The problem of red wolves in eastern North Carolina may be heading to resolution as the North Carolina Wildlife Resources Commission has officially presented a two-pronged request to the U.S. Fish and Wildlife Service: remove all red wolves from private land and declare red wolves extinct in the wild.
The requests were the result of a Wildlife Resources meeting Thursday.
According to the first resolution, the request to remove red wolves from private lands stems from the USFWS stated intention to manage the Red Wolf Recovery Plan on federal lands. However, much of the five-county region included in the Red Wolf Recovery Plan (Beaufort, Dare, Hyde, Tyrell and Washington counties) consists of agricultural fields on privately owned land — the habitat of choice of red wolves. The resolution also claims that the USFWS released at least 64 captive-reared wolves on privately owned land, not federal lands.
The second resolution states that the purity of the red wolf genome is now questionable, given that the population of coyotes has increased and introduced hybridization between the closely related species, and addresses the fact that a USFWS report released in October of 2014 found that the Alligator River, Pocosin, Mattamuskeet, Swan Quarter National Wildlife Refuges and the Dare County Bombing Range — all federal land — cannot be restored to provide a sufficient habitat for the current population of red wolves.

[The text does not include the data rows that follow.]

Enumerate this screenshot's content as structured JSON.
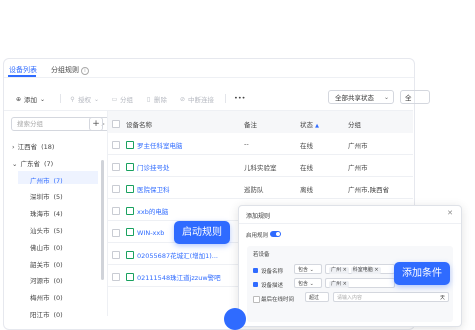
{
  "tabs": [
    {
      "label": "设备列表",
      "active": true
    },
    {
      "label": "分组规则",
      "active": false
    }
  ],
  "toolbar": {
    "add": "添加",
    "authorize": "授权",
    "group": "分组",
    "delete": "删除",
    "disconnect": "中断连接",
    "more": "•••",
    "status_select": "全部共享状态",
    "status_select2": "全"
  },
  "sidebar": {
    "search_placeholder": "搜索分组",
    "add_label": "+",
    "tree": [
      {
        "label": "江西省",
        "count": "(18)",
        "level": 0,
        "expand": "›"
      },
      {
        "label": "广东省",
        "count": "(7)",
        "level": 0,
        "expand": "⌄"
      },
      {
        "label": "广州市",
        "count": "(7)",
        "level": 1,
        "selected": true
      },
      {
        "label": "深圳市",
        "count": "(5)",
        "level": 1
      },
      {
        "label": "珠海市",
        "count": "(4)",
        "level": 1
      },
      {
        "label": "汕头市",
        "count": "(5)",
        "level": 1
      },
      {
        "label": "佛山市",
        "count": "(0)",
        "level": 1
      },
      {
        "label": "韶关市",
        "count": "(0)",
        "level": 1
      },
      {
        "label": "河源市",
        "count": "(0)",
        "level": 1
      },
      {
        "label": "梅州市",
        "count": "(0)",
        "level": 1
      },
      {
        "label": "阳江市",
        "count": "(0)",
        "level": 1
      }
    ]
  },
  "table": {
    "columns": [
      "设备名称",
      "备注",
      "状态",
      "分组"
    ],
    "rows": [
      {
        "name": "罗主任科室电脑",
        "note": "--",
        "status": "在线",
        "group": "广州市"
      },
      {
        "name": "门诊挂号处",
        "note": "儿科实验室",
        "status": "在线",
        "group": "广州市"
      },
      {
        "name": "医院保卫科",
        "note": "巡防队",
        "status": "离线",
        "group": "广州市,陕西省"
      },
      {
        "name": "xxb的电脑",
        "note": "",
        "status": "",
        "group": ""
      },
      {
        "name": "WIN-xxb",
        "note": "",
        "status": "",
        "group": ""
      },
      {
        "name": "02055687花城汇(增加1)...",
        "note": "",
        "status": "",
        "group": ""
      },
      {
        "name": "02111548珠江道jzzuw警吧",
        "note": "",
        "status": "",
        "group": ""
      }
    ]
  },
  "popup": {
    "title": "添加规则",
    "close": "✕",
    "enable_label": "启用规则",
    "section_label": "若设备",
    "conditions": [
      {
        "label": "设备名称",
        "op": "包含",
        "tags": [
          "广州",
          "科室电脑"
        ]
      },
      {
        "label": "设备描述",
        "op": "包含",
        "tags": [
          "广州"
        ]
      },
      {
        "label": "最后在线时间",
        "op": "超过",
        "value": "请输入内容",
        "unit": "天"
      }
    ]
  },
  "callouts": {
    "start_rule": "启动规则",
    "add_condition": "添加条件"
  },
  "colors": {
    "accent": "#2f6bff",
    "online": "#19a15f"
  }
}
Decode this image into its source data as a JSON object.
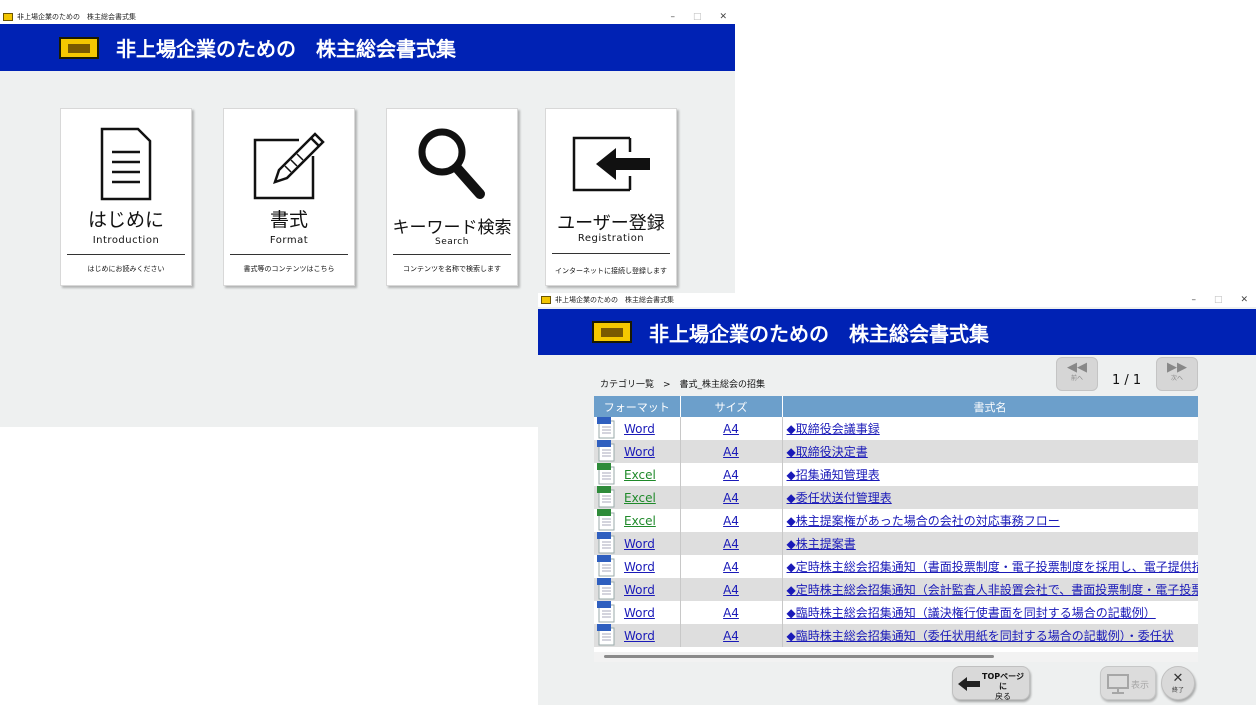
{
  "main_window": {
    "titlebar_title": "非上場企業のための　株主総会書式集",
    "banner_title": "非上場企業のための　株主総会書式集",
    "controls": {
      "minimize": "–",
      "maximize": "□",
      "close": "✕"
    },
    "cards": [
      {
        "jp": "はじめに",
        "en": "Introduction",
        "sub": "はじめにお読みください",
        "icon": "document-icon"
      },
      {
        "jp": "書式",
        "en": "Format",
        "sub": "書式等のコンテンツはこちら",
        "icon": "edit-pencil-icon"
      },
      {
        "jp": "キーワード検索",
        "en": "Search",
        "sub": "コンテンツを名称で検索します",
        "icon": "magnifier-icon"
      },
      {
        "jp": "ユーザー登録",
        "en": "Registration",
        "sub": "インターネットに接続し登録します",
        "icon": "login-arrow-icon"
      }
    ]
  },
  "sub_window": {
    "titlebar_title": "非上場企業のための　株主総会書式集",
    "banner_title": "非上場企業のための　株主総会書式集",
    "controls": {
      "minimize": "–",
      "maximize": "□",
      "close": "✕"
    },
    "breadcrumb": "カテゴリ一覧　>　書式_株主総会の招集",
    "pager": {
      "prev_label": "前へ",
      "next_label": "次へ",
      "page_text": "1 / 1"
    },
    "table": {
      "headers": [
        "フォーマット",
        "サイズ",
        "書式名"
      ],
      "rows": [
        {
          "format": "Word",
          "size": "A4",
          "name": "◆取締役会議事録"
        },
        {
          "format": "Word",
          "size": "A4",
          "name": "◆取締役決定書"
        },
        {
          "format": "Excel",
          "size": "A4",
          "name": "◆招集通知管理表"
        },
        {
          "format": "Excel",
          "size": "A4",
          "name": "◆委任状送付管理表"
        },
        {
          "format": "Excel",
          "size": "A4",
          "name": "◆株主提案権があった場合の会社の対応事務フロー"
        },
        {
          "format": "Word",
          "size": "A4",
          "name": "◆株主提案書"
        },
        {
          "format": "Word",
          "size": "A4",
          "name": "◆定時株主総会招集通知（書面投票制度・電子投票制度を採用し、電子提供措置を採"
        },
        {
          "format": "Word",
          "size": "A4",
          "name": "◆定時株主総会招集通知（会計監査人非設置会社で、書面投票制度・電子投票制度を"
        },
        {
          "format": "Word",
          "size": "A4",
          "name": "◆臨時株主総会招集通知（議決権行使書面を同封する場合の記載例）"
        },
        {
          "format": "Word",
          "size": "A4",
          "name": "◆臨時株主総会招集通知（委任状用紙を同封する場合の記載例）・委任状"
        }
      ]
    },
    "footer": {
      "top_button_label_1": "TOPページに",
      "top_button_label_2": "戻る",
      "view_button_label": "表示",
      "exit_button_label": "終了"
    }
  }
}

“… The North Carolina Wildlife Resources Commission hereby requests that the USFWS: declare in federal rules that the red wolf is extinct in the wild in North Carolina; terminate the Red Wolf Reintroduction Program for free-ranging red wolves in North Carolina; repeal all federal rules describing, delineating, and designating conditions for red wolf restoration; designate all wild canids other than foxes on the Albemarle Peninsula as coyotes or coyote-hybrids; designate that no federal-trust canids exist on the Albermarle Peninsula, and designate that all wild canids on the Albemarle Peninsula are state-trust resources under the jurisdiction of the North Carolina Wildlife Resources Commission,” the resolution reads.
The red wolf debate has long been a hot topic between conservationists and landowners in eastern North Carolina, where the red wolf reintroduction program was established in 1987. Part of the issue was the legality of hunting or trapping coyotes and the illegality of hunting or trapping red wolves, when the two species are so close in appearance. The killing of a red wolf is punishable by up to a year in prison and $100,000 fine.